Leonard D. Wells Jr., 53, who owns the Hermon home where the state’s largest-ever seizure of bath salts was made on Jan. 18, and three alleged accomplices were indicted by a Penobscot County grand jury on March 27 for Class A trafficking, a crime that carries a penalty of up to 30 years behind bars for those convicted.
Wells, who has been described as a key figure in the sale of bath salts in Maine, also was indicted for unlawful trafficking in synthetic hallucinogenic drugs; two counts of unlawful possession of synthetic hallucinogenic drugs; hindering apprehension or prosecution; two counts of violating conditions of release; and criminal forfeiture of U.S. currency.
Wells is being held at Penobscot County Jail without bail.
Also charged in connection with the alleged bath salts trafficking operation were Wells’ stepson, Stephen Warren, 29, of Corinth; and Houston, Texas residents Elizabeth Fuentes, 31, and Arthur Coy, 49.
A court appearance scheduled for Warren on Thursday was postponed.
Police said they found Wells, Warren, Coy and Fuentes in the process of packaging up about eight pounds of bath salts on Jan. 18, and have since said they seized 10 pounds mailed to Coy in Texas, and 6.5 pounds mailed to Wells that was seized at the Hampden U.S. Postal Service sorting center.
A total of 24½ pounds, with an estimated street value of $1.7 million, has reportedly been seized. All the bath salts were shipped to Maine from China, law enforcement officials said.
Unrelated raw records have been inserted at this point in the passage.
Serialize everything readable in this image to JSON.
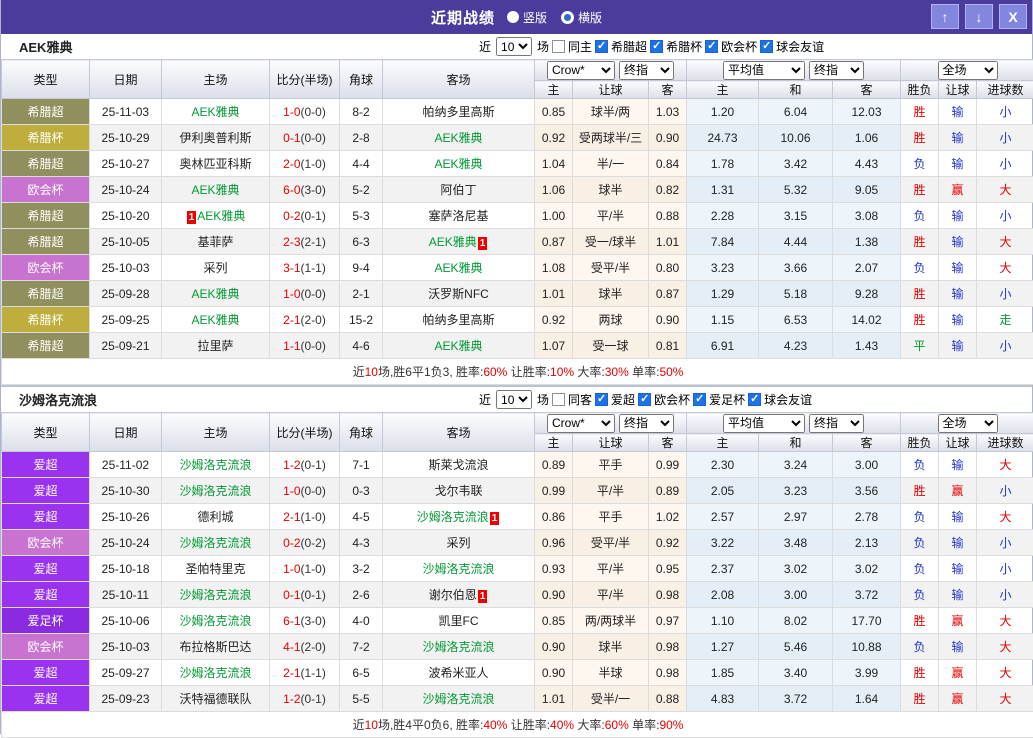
{
  "titlebar": {
    "title": "近期战绩",
    "radios": [
      {
        "label": "竖版",
        "selected": true
      },
      {
        "label": "横版",
        "selected": false
      }
    ],
    "buttons": {
      "up": "↑",
      "down": "↓",
      "close": "X"
    }
  },
  "filter_labels": {
    "near": "近",
    "matches_value": "10",
    "unit": "场"
  },
  "table_header": {
    "type": "类型",
    "date": "日期",
    "home": "主场",
    "score": "比分(半场)",
    "corner": "角球",
    "away": "客场",
    "group1_select1": "Crow*",
    "group1_select2": "终指",
    "group2_select1": "平均值",
    "group2_select2": "终指",
    "group3_select": "全场",
    "sub_odds_home": "主",
    "sub_handicap": "让球",
    "sub_odds_away": "客",
    "sub_avg_home": "主",
    "sub_avg_draw": "和",
    "sub_avg_away": "客",
    "sub_winloss": "胜负",
    "sub_res_handicap": "让球",
    "sub_goals": "进球数"
  },
  "type_colors": {
    "希腊超": "#90905e",
    "希腊杯": "#bfae3e",
    "欧会杯": "#c973d0",
    "爱超": "#9933f0",
    "爱足杯": "#8a2be2"
  },
  "outcome_colors": {
    "win_red": "#e60000",
    "lose_blue": "#2233cc",
    "draw_green": "#009933"
  },
  "sections": [
    {
      "team": "AEK雅典",
      "same_label": "同主",
      "same_checked": false,
      "leagues": [
        "希腊超",
        "希腊杯",
        "欧会杯",
        "球会友谊"
      ],
      "rows": [
        {
          "type": "希腊超",
          "date": "25-11-03",
          "home": {
            "text": "AEK雅典",
            "green": true
          },
          "score": "1-0",
          "half": "(0-0)",
          "corner": "8-2",
          "away": {
            "text": "帕纳多里高斯"
          },
          "odds": [
            "0.85",
            "球半/两",
            "1.03"
          ],
          "avg": [
            "1.20",
            "6.04",
            "12.03"
          ],
          "results": [
            "胜",
            "输",
            "小"
          ]
        },
        {
          "type": "希腊杯",
          "date": "25-10-29",
          "home": {
            "text": "伊利奥普利斯"
          },
          "score": "0-1",
          "half": "(0-0)",
          "corner": "2-8",
          "away": {
            "text": "AEK雅典",
            "green": true
          },
          "odds": [
            "0.92",
            "受两球半/三",
            "0.90"
          ],
          "avg": [
            "24.73",
            "10.06",
            "1.06"
          ],
          "results": [
            "胜",
            "输",
            "小"
          ]
        },
        {
          "type": "希腊超",
          "date": "25-10-27",
          "home": {
            "text": "奥林匹亚科斯"
          },
          "score": "2-0",
          "half": "(1-0)",
          "corner": "4-4",
          "away": {
            "text": "AEK雅典",
            "green": true
          },
          "odds": [
            "1.04",
            "半/一",
            "0.84"
          ],
          "avg": [
            "1.78",
            "3.42",
            "4.43"
          ],
          "results": [
            "负",
            "输",
            "小"
          ]
        },
        {
          "type": "欧会杯",
          "date": "25-10-24",
          "home": {
            "text": "AEK雅典",
            "green": true
          },
          "score": "6-0",
          "half": "(3-0)",
          "corner": "5-2",
          "away": {
            "text": "阿伯丁"
          },
          "odds": [
            "1.06",
            "球半",
            "0.82"
          ],
          "avg": [
            "1.31",
            "5.32",
            "9.05"
          ],
          "results": [
            "胜",
            "赢",
            "大"
          ]
        },
        {
          "type": "希腊超",
          "date": "25-10-20",
          "home": {
            "text": "AEK雅典",
            "green": true,
            "card_before": "1"
          },
          "score": "0-2",
          "half": "(0-1)",
          "corner": "5-3",
          "away": {
            "text": "塞萨洛尼基"
          },
          "odds": [
            "1.00",
            "平/半",
            "0.88"
          ],
          "avg": [
            "2.28",
            "3.15",
            "3.08"
          ],
          "results": [
            "负",
            "输",
            "小"
          ]
        },
        {
          "type": "希腊超",
          "date": "25-10-05",
          "home": {
            "text": "基菲萨"
          },
          "score": "2-3",
          "half": "(2-1)",
          "corner": "6-3",
          "away": {
            "text": "AEK雅典",
            "green": true,
            "card_after": "1"
          },
          "odds": [
            "0.87",
            "受一/球半",
            "1.01"
          ],
          "avg": [
            "7.84",
            "4.44",
            "1.38"
          ],
          "results": [
            "胜",
            "输",
            "大"
          ]
        },
        {
          "type": "欧会杯",
          "date": "25-10-03",
          "home": {
            "text": "采列"
          },
          "score": "3-1",
          "half": "(1-1)",
          "corner": "9-4",
          "away": {
            "text": "AEK雅典",
            "green": true
          },
          "odds": [
            "1.08",
            "受平/半",
            "0.80"
          ],
          "avg": [
            "3.23",
            "3.66",
            "2.07"
          ],
          "results": [
            "负",
            "输",
            "大"
          ]
        },
        {
          "type": "希腊超",
          "date": "25-09-28",
          "home": {
            "text": "AEK雅典",
            "green": true
          },
          "score": "1-0",
          "half": "(0-0)",
          "corner": "2-1",
          "away": {
            "text": "沃罗斯NFC"
          },
          "odds": [
            "1.01",
            "球半",
            "0.87"
          ],
          "avg": [
            "1.29",
            "5.18",
            "9.28"
          ],
          "results": [
            "胜",
            "输",
            "小"
          ]
        },
        {
          "type": "希腊杯",
          "date": "25-09-25",
          "home": {
            "text": "AEK雅典",
            "green": true
          },
          "score": "2-1",
          "half": "(2-0)",
          "corner": "15-2",
          "away": {
            "text": "帕纳多里高斯"
          },
          "odds": [
            "0.92",
            "两球",
            "0.90"
          ],
          "avg": [
            "1.15",
            "6.53",
            "14.02"
          ],
          "results": [
            "胜",
            "输",
            "走"
          ]
        },
        {
          "type": "希腊超",
          "date": "25-09-21",
          "home": {
            "text": "拉里萨"
          },
          "score": "1-1",
          "half": "(0-0)",
          "corner": "4-6",
          "away": {
            "text": "AEK雅典",
            "green": true
          },
          "odds": [
            "1.07",
            "受一球",
            "0.81"
          ],
          "avg": [
            "6.91",
            "4.23",
            "1.43"
          ],
          "results": [
            "平",
            "输",
            "小"
          ]
        }
      ],
      "summary": [
        {
          "t": "近"
        },
        {
          "t": "10",
          "red": true
        },
        {
          "t": "场,胜6平1负3, 胜率:"
        },
        {
          "t": "60%",
          "red": true
        },
        {
          "t": " 让胜率:"
        },
        {
          "t": "10%",
          "red": true
        },
        {
          "t": " 大率:"
        },
        {
          "t": "30%",
          "red": true
        },
        {
          "t": " 单率:"
        },
        {
          "t": "50%",
          "red": true
        }
      ]
    },
    {
      "team": "沙姆洛克流浪",
      "same_label": "同客",
      "same_checked": false,
      "leagues": [
        "爱超",
        "欧会杯",
        "爱足杯",
        "球会友谊"
      ],
      "rows": [
        {
          "type": "爱超",
          "date": "25-11-02",
          "home": {
            "text": "沙姆洛克流浪",
            "green": true
          },
          "score": "1-2",
          "half": "(0-1)",
          "corner": "7-1",
          "away": {
            "text": "斯莱戈流浪"
          },
          "odds": [
            "0.89",
            "平手",
            "0.99"
          ],
          "avg": [
            "2.30",
            "3.24",
            "3.00"
          ],
          "results": [
            "负",
            "输",
            "大"
          ]
        },
        {
          "type": "爱超",
          "date": "25-10-30",
          "home": {
            "text": "沙姆洛克流浪",
            "green": true
          },
          "score": "1-0",
          "half": "(0-0)",
          "corner": "0-3",
          "away": {
            "text": "戈尔韦联"
          },
          "odds": [
            "0.99",
            "平/半",
            "0.89"
          ],
          "avg": [
            "2.05",
            "3.23",
            "3.56"
          ],
          "results": [
            "胜",
            "赢",
            "小"
          ]
        },
        {
          "type": "爱超",
          "date": "25-10-26",
          "home": {
            "text": "德利城"
          },
          "score": "2-1",
          "half": "(1-0)",
          "corner": "4-5",
          "away": {
            "text": "沙姆洛克流浪",
            "green": true,
            "card_after": "1"
          },
          "odds": [
            "0.86",
            "平手",
            "1.02"
          ],
          "avg": [
            "2.57",
            "2.97",
            "2.78"
          ],
          "results": [
            "负",
            "输",
            "大"
          ]
        },
        {
          "type": "欧会杯",
          "date": "25-10-24",
          "home": {
            "text": "沙姆洛克流浪",
            "green": true
          },
          "score": "0-2",
          "half": "(0-2)",
          "corner": "4-3",
          "away": {
            "text": "采列"
          },
          "odds": [
            "0.96",
            "受平/半",
            "0.92"
          ],
          "avg": [
            "3.22",
            "3.48",
            "2.13"
          ],
          "results": [
            "负",
            "输",
            "小"
          ]
        },
        {
          "type": "爱超",
          "date": "25-10-18",
          "home": {
            "text": "圣帕特里克"
          },
          "score": "1-0",
          "half": "(1-0)",
          "corner": "3-2",
          "away": {
            "text": "沙姆洛克流浪",
            "green": true
          },
          "odds": [
            "0.93",
            "平/半",
            "0.95"
          ],
          "avg": [
            "2.37",
            "3.02",
            "3.02"
          ],
          "results": [
            "负",
            "输",
            "小"
          ]
        },
        {
          "type": "爱超",
          "date": "25-10-11",
          "home": {
            "text": "沙姆洛克流浪",
            "green": true
          },
          "score": "0-1",
          "half": "(0-1)",
          "corner": "2-6",
          "away": {
            "text": "谢尔伯恩",
            "card_after": "1"
          },
          "odds": [
            "0.90",
            "平/半",
            "0.98"
          ],
          "avg": [
            "2.08",
            "3.00",
            "3.72"
          ],
          "results": [
            "负",
            "输",
            "小"
          ]
        },
        {
          "type": "爱足杯",
          "date": "25-10-06",
          "home": {
            "text": "沙姆洛克流浪",
            "green": true
          },
          "score": "6-1",
          "half": "(3-0)",
          "corner": "4-0",
          "away": {
            "text": "凯里FC"
          },
          "odds": [
            "0.85",
            "两/两球半",
            "0.97"
          ],
          "avg": [
            "1.10",
            "8.02",
            "17.70"
          ],
          "results": [
            "胜",
            "赢",
            "大"
          ]
        },
        {
          "type": "欧会杯",
          "date": "25-10-03",
          "home": {
            "text": "布拉格斯巴达"
          },
          "score": "4-1",
          "half": "(2-0)",
          "corner": "7-2",
          "away": {
            "text": "沙姆洛克流浪",
            "green": true
          },
          "odds": [
            "0.90",
            "球半",
            "0.98"
          ],
          "avg": [
            "1.27",
            "5.46",
            "10.88"
          ],
          "results": [
            "负",
            "输",
            "大"
          ]
        },
        {
          "type": "爱超",
          "date": "25-09-27",
          "home": {
            "text": "沙姆洛克流浪",
            "green": true
          },
          "score": "2-1",
          "half": "(1-1)",
          "corner": "6-5",
          "away": {
            "text": "波希米亚人"
          },
          "odds": [
            "0.90",
            "半球",
            "0.98"
          ],
          "avg": [
            "1.85",
            "3.40",
            "3.99"
          ],
          "results": [
            "胜",
            "赢",
            "大"
          ]
        },
        {
          "type": "爱超",
          "date": "25-09-23",
          "home": {
            "text": "沃特福德联队"
          },
          "score": "1-2",
          "half": "(0-1)",
          "corner": "5-5",
          "away": {
            "text": "沙姆洛克流浪",
            "green": true
          },
          "odds": [
            "1.01",
            "受半/一",
            "0.88"
          ],
          "avg": [
            "4.83",
            "3.72",
            "1.64"
          ],
          "results": [
            "胜",
            "赢",
            "大"
          ]
        }
      ],
      "summary": [
        {
          "t": "近"
        },
        {
          "t": "10",
          "red": true
        },
        {
          "t": "场,胜4平0负6, 胜率:"
        },
        {
          "t": "40%",
          "red": true
        },
        {
          "t": " 让胜率:"
        },
        {
          "t": "40%",
          "red": true
        },
        {
          "t": " 大率:"
        },
        {
          "t": "60%",
          "red": true
        },
        {
          "t": " 单率:"
        },
        {
          "t": "90%",
          "red": true
        }
      ]
    }
  ]
}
Wells originally was released on $50,000 cash bail on Jan. 18, but was arrested three weeks later after he was found hiding out at a house in South Thomaston during a bail search with 20 grams of bath salts in his pockets, police say.